…a learning and engagement project
A brief History of Benin Kingdom (Nigeria)
Many centuries ago, at the time when Benin was called Igodomingodo, that geographical area now known as Benin was the hub of a conglomeration of little towns that developed into most of the areas of modern Edo and Delta states.
Throughout that period, Igodomingodo made steady progress especially in the area of spiritual, philosophical and administrative development. Its efforts were largely concentrated on the arrangement of human order so that by the time Europeans made contact with the people of Benin in the 15th century, they had already established an administrative system which till this day baffled the Europeans and earned for the capital of this African country, the name “City”. The nucleus of this great civilization was the monarchy which the Benins perfected around the 18th century after a series of experimentation with the Ogisos who introduced a monarchical system that is based on the principle of primogeniture.
Outline of the Benin and British Heritage Project
Nigeria (Benin) and the United Kingdom have continued to form strong ties since the sixteenth century. Mainly trading, social and political. These links continue to flourish to the present day. This heritage project will explore the rich cultural relationship between Nigerian and UK using the 4 key themes of Monarchy & Governance, Gender roles & Empowerment, Rituals & Traditions, Trading and Professional occupations.
These core themes will provide a guide for participants to understand, explore, record and share with the wider community, the cultural similarities and differences of their native and adopted countries. Leaving a rich legacy of cultural and educational resources accessible to future generations.
Sharing this understanding and an acceptance of these close links between Nigeria and the UK has become very pertinent to Swale at this time because of the unremitting influx of Nigerians over the last decade.
The project is being delivered by Diversity House to at least 4000 people; which will include young people from Diversity House Youth Club, South Avenue Primary, Meadowfield, young people from across Swale local schools who will be privy to the worksheets and materials developed from the project; adult volunteers (from the diverse communities including Nigerians in diaspora in Swale), Swale Museums Group Swale Arts Forum, the African World (authentic African Arts and Fair-Trade), Powell-Cotton Museum, Sittingbourne Library Service, Swale Council for Voluntary Services, Swale Borough Council, Dr. Pat Robinson (Historian), Ikalanga, Jabula Arts, lianalareina and other professional partners.
Cultural Diversity in the Context of Social Cohesion
The Swale district has witnessed a sudden increase in the number of African, Nigerian minority communities (from 122,000 populations in 2001 to 135,000 in 2011, ONS, Census) moving from inner London and other places. This has presented challenges for both the mainstream and African Nigerian Community and has created needs which have yet to be adequately addressed. Cultural misunderstandings and tensions have arisen due to an absence of initiatives and projects in the area that offer opportunities to explore and appreciate a diversity of cultures, links between cultural heritage, and social cohesion.
These conflicts also manifest themselves in schools which were once predominantly white.
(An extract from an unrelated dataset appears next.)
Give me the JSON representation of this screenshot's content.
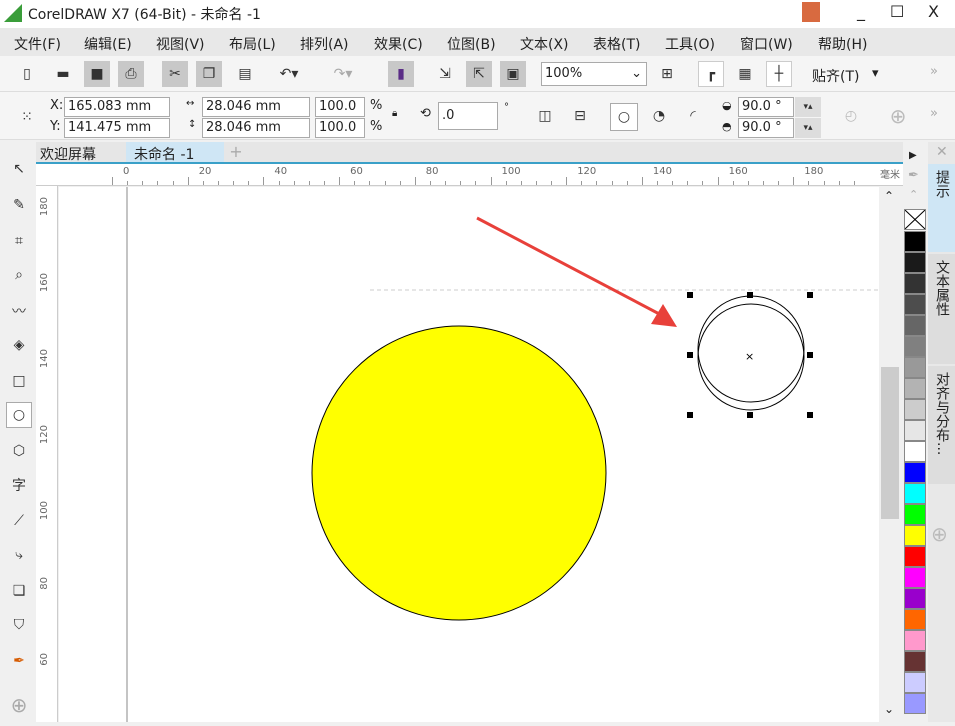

Using the heritage-based themed workshops of the project; young people will gain a sense of belonging in a historical, cultural and traditional context, to gain confidence to explore and ‘feel comfortable’ to share their chosen cultural identity (this could be Nigerian, Nigerian-British, Swale, Isle of Sheppey or any other) and encourage exploration of this identity in order to share an understanding with the wider school community, thereby promoting interculturalism (a fusion of cultures). This project provides the opportunity to learn about cultural diversity through the appreciation of shared heritage.